Extra! Extra! Read all about it! Newspapers are going extinct!
March 2, 2009
My Sunday paper is as thin as Tuesday’s. One cup of coffee and I’m done. I remember when it was so heavy I needed two hands to carry it.
Newspapers are dying. Few would argue the point. The death of Denver’s 150-year-old Rocky Mountain News is only the latest to fall. What’s alarming is how fast. Ten years ago we debated whether newspapers were in jeopardy, pointing at the explosion of alternate media.
Now it is not if newspapers will die merely when. In cities where there are two or more daily papers, the weaker of the two go first. Yet, more and more it appears the survivor is merely postponing the inevitable. In Chicago, the “Trib” and “Sun” are shrinking before my eyes, losing pages of advertising followed by editorial. Sections fall off. It is as if they are wasting away, starving to death, which, of course, they sort of are. (Sniff. I delivered both papers as a kid, in the high rises along Lake Shore Drive.)

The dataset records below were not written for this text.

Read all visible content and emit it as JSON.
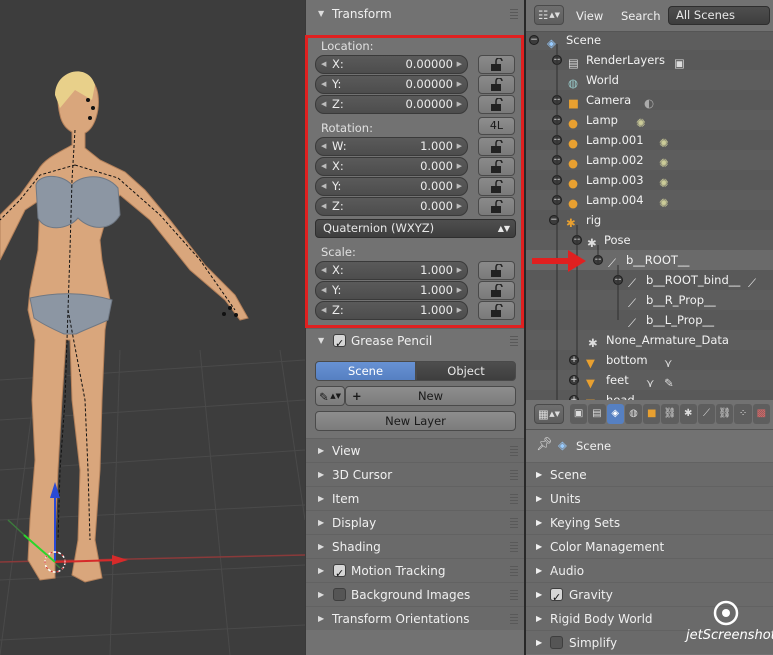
{
  "transform": {
    "title": "Transform",
    "location_label": "Location:",
    "location": [
      {
        "axis": "X:",
        "value": "0.00000"
      },
      {
        "axis": "Y:",
        "value": "0.00000"
      },
      {
        "axis": "Z:",
        "value": "0.00000"
      }
    ],
    "rotation_label": "Rotation:",
    "rotation_lock_button": "4L",
    "rotation": [
      {
        "axis": "W:",
        "value": "1.000"
      },
      {
        "axis": "X:",
        "value": "0.000"
      },
      {
        "axis": "Y:",
        "value": "0.000"
      },
      {
        "axis": "Z:",
        "value": "0.000"
      }
    ],
    "rotation_mode": "Quaternion (WXYZ)",
    "scale_label": "Scale:",
    "scale": [
      {
        "axis": "X:",
        "value": "1.000"
      },
      {
        "axis": "Y:",
        "value": "1.000"
      },
      {
        "axis": "Z:",
        "value": "1.000"
      }
    ]
  },
  "grease_pencil": {
    "title": "Grease Pencil",
    "tab_scene": "Scene",
    "tab_object": "Object",
    "new_label": "New",
    "new_layer_label": "New Layer"
  },
  "panels": [
    "View",
    "3D Cursor",
    "Item",
    "Display",
    "Shading",
    "Motion Tracking",
    "Background Images",
    "Transform Orientations"
  ],
  "outliner": {
    "menu_view": "View",
    "menu_search": "Search",
    "display_mode": "All Scenes",
    "items": [
      "Scene",
      "RenderLayers",
      "World",
      "Camera",
      "Lamp",
      "Lamp.001",
      "Lamp.002",
      "Lamp.003",
      "Lamp.004",
      "rig",
      "Pose",
      "b__ROOT__",
      "b__ROOT_bind__",
      "b__R_Prop__",
      "b__L_Prop__",
      "None_Armature_Data",
      "bottom",
      "feet",
      "head"
    ]
  },
  "properties": {
    "pinned": "Scene",
    "panels": [
      "Scene",
      "Units",
      "Keying Sets",
      "Color Management",
      "Audio",
      "Gravity",
      "Rigid Body World",
      "Simplify"
    ]
  },
  "watermark": "jetScreenshot",
  "colors": {
    "highlight": "#e02020",
    "active_tab": "#5680c2",
    "bone_icon": "#e8e8e8",
    "lamp_icon": "#e8a030"
  }
}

As indicated, most attribute this fatal decline to evaporating advertising revenue, which is accurate. Who uses classifieds when there’s craigslist or ebay? The Internet is a superior model in every way, for buyer and seller.
But there is another reason, albeit related. Newspapers have lost much of their relevancy. With instant info delivery systems so prevalent now, why wait for the morning or evening edition? And it’s not just the news that got old on paper; everything did: entertainment, sports and, yes, advertising.
Fresh information is no longer the providence of newspapers. Perhaps analysis and other forms can prosper there but not updates and scoops. For this reason, in a recent column, the Chicago Tribune’s media expert, Phil Rosenthal reported that as early as 1979, certain sages were predicting the necessary evolution of news media to digital formats. Failure to do so would result in the death of the newspaper business. In other words, we saw it coming.
I used to think newspapers would be around as long as men needed something to read in the bathroom. It’s not like we can bring our laptop in there, right? Wrong. New technologies like Kindle and the Iphone make information gathering and receiving possible almost anywhere, even in the throne room.
Advertising was always part of the journalism department in college. How ironic, then that our former “host” is wasting away like this. The good news is that the news isn’t necessarily disappearing; it’s just moving into a more fashionable neighborhood.
A final cryptic note: It’s not newspapers that are dying but newspaper readers. Maybe you’re dad still reads the box scores but look at you. You’re reading a blog.